(HOW TO COMPLETE THIS TASK):
Return the data below unchanged. Drop any pictures.
● ● ●
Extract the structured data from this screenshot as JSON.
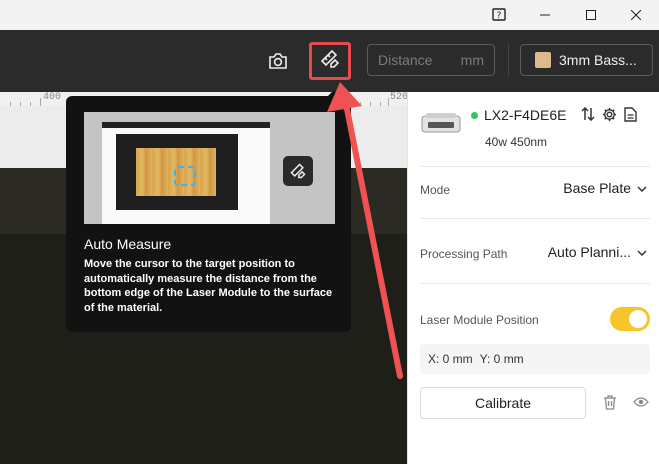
{
  "titlebar": {
    "help_icon": "help-icon",
    "minimize_icon": "minimize-icon",
    "maximize_icon": "maximize-icon",
    "close_icon": "close-icon"
  },
  "toolbar": {
    "camera_icon": "camera-icon",
    "auto_measure_icon": "ruler-pencil-icon",
    "distance_placeholder": "Distance",
    "distance_unit": "mm",
    "material_label": "3mm Bass..."
  },
  "ruler": {
    "labels": [
      "400",
      "520"
    ]
  },
  "tooltip": {
    "title": "Auto Measure",
    "description": "Move the cursor to the target position to automatically measure the distance from the bottom edge of the Laser Module to the surface of the material."
  },
  "panel": {
    "device_name": "LX2-F4DE6E",
    "device_sub": "40w 450nm",
    "status_color": "#35c463",
    "mode_label": "Mode",
    "mode_value": "Base Plate",
    "path_label": "Processing Path",
    "path_value": "Auto Planni...",
    "laser_pos_label": "Laser Module Position",
    "laser_pos_enabled": true,
    "coords": {
      "x": "X: 0 mm",
      "y": "Y: 0 mm"
    },
    "calibrate_label": "Calibrate"
  },
  "colors": {
    "accent": "#f6c42b",
    "highlight": "#e84b4b"
  }
}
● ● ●
(ANSWER SECTION):
Extract the structured data from this screenshot as JSON.
{
  "titlebar": {
    "help_icon": "help-icon",
    "minimize_icon": "minimize-icon",
    "maximize_icon": "maximize-icon",
    "close_icon": "close-icon"
  },
  "toolbar": {
    "camera_icon": "camera-icon",
    "auto_measure_icon": "ruler-pencil-icon",
    "distance_placeholder": "Distance",
    "distance_unit": "mm",
    "material_label": "3mm Bass..."
  },
  "ruler": {
    "labels": [
      "400",
      "520"
    ]
  },
  "tooltip": {
    "title": "Auto Measure",
    "description": "Move the cursor to the target position to automatically measure the distance from the bottom edge of the Laser Module to the surface of the material."
  },
  "panel": {
    "device_name": "LX2-F4DE6E",
    "device_sub": "40w 450nm",
    "status_color": "#35c463",
    "mode_label": "Mode",
    "mode_value": "Base Plate",
    "path_label": "Processing Path",
    "path_value": "Auto Planni...",
    "laser_pos_label": "Laser Module Position",
    "laser_pos_enabled": true,
    "coords": {
      "x": "X: 0 mm",
      "y": "Y: 0 mm"
    },
    "calibrate_label": "Calibrate"
  },
  "colors": {
    "accent": "#f6c42b",
    "highlight": "#e84b4b"
  }
}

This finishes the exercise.